Objective: To compare the effect of complete transection (tSCI) and contusion spinal cord injury (cSCI) on bladder function and bladder wall structure in rats. Materials and Methods: A total of 30 female Sprague-Dawley rats were randomly divided into three equal groups: an uninjured control, a cSCI and a tSCI group. The cSCI group underwent spinal cord contusion, while the tSCI group underwent complete spinal cord transection. At 6 weeks post-injury, 24-h metabolic cage measurement and conscious cystometry were performed. Results: Conscious cystometry analysis showed that the cSCI and tSCI groups had significantly larger bladder capacities than the control group. The cSCI group had significantly more non-voiding detrusor contractions than the tSCI group. Both injury groups had more non-voiding contractions compared with the control group. The mean threshold pressure was significantly higher in the tSCI group than in the control and cSCI groups. The number of voids in the tSCI group was lower compared with the control group. Metabolic cage analysis showed that the tSCI group had larger maximum voiding volume as compared with the control and cSCI groups. Vesicular acetylcholine transporter/smooth muscle immunoreactivity was higher in the control than in the cSCI or tSCI rats. The area of calcitonin gene-related peptide staining was smaller in the tSCI group than in the control or cSCI groups. Conclusions: Spinal cord transection and contusion produce different bladder phenotypes in rat models of SCI. Functional data suggest that the tSCI group has an obstructive high-pressure voiding pattern, while the cSCI group has more uninhibited detrusor contractions.

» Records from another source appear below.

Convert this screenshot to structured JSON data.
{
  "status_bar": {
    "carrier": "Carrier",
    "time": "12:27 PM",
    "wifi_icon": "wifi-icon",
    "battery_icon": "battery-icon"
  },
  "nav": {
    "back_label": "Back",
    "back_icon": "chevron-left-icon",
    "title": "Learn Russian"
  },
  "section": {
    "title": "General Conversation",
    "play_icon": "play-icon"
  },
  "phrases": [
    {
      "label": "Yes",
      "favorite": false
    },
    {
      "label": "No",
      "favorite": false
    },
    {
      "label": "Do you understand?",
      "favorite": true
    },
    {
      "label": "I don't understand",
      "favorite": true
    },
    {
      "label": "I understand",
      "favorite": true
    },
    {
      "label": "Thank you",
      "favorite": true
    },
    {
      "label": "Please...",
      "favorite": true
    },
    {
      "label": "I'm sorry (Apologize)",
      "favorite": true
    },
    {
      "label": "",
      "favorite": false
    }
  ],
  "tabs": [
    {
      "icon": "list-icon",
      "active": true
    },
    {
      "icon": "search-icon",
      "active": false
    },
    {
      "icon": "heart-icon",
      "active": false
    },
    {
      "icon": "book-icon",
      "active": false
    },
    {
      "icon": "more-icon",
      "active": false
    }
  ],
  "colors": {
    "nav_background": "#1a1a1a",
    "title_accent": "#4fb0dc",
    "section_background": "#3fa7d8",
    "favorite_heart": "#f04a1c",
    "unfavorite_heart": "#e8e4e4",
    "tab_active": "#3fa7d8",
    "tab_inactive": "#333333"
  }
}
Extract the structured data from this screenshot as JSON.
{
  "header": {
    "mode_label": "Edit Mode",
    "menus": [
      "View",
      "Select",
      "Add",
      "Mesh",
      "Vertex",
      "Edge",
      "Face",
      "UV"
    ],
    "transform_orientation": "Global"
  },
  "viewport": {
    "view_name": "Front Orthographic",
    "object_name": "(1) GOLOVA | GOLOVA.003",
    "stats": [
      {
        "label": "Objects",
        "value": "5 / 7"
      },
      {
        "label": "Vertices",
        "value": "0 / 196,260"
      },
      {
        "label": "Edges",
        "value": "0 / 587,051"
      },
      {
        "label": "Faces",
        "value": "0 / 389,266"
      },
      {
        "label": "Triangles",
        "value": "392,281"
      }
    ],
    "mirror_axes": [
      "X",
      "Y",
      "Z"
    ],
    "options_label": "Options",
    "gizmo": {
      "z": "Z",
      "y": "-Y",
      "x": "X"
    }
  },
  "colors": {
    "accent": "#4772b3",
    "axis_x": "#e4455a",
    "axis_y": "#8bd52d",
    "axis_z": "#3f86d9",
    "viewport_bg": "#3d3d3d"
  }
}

- Conscious cystometry
- Metabolic cage studies
- Spinal cord injury
- Vesicular acetylcholine transporter
ASJC Scopus subject areas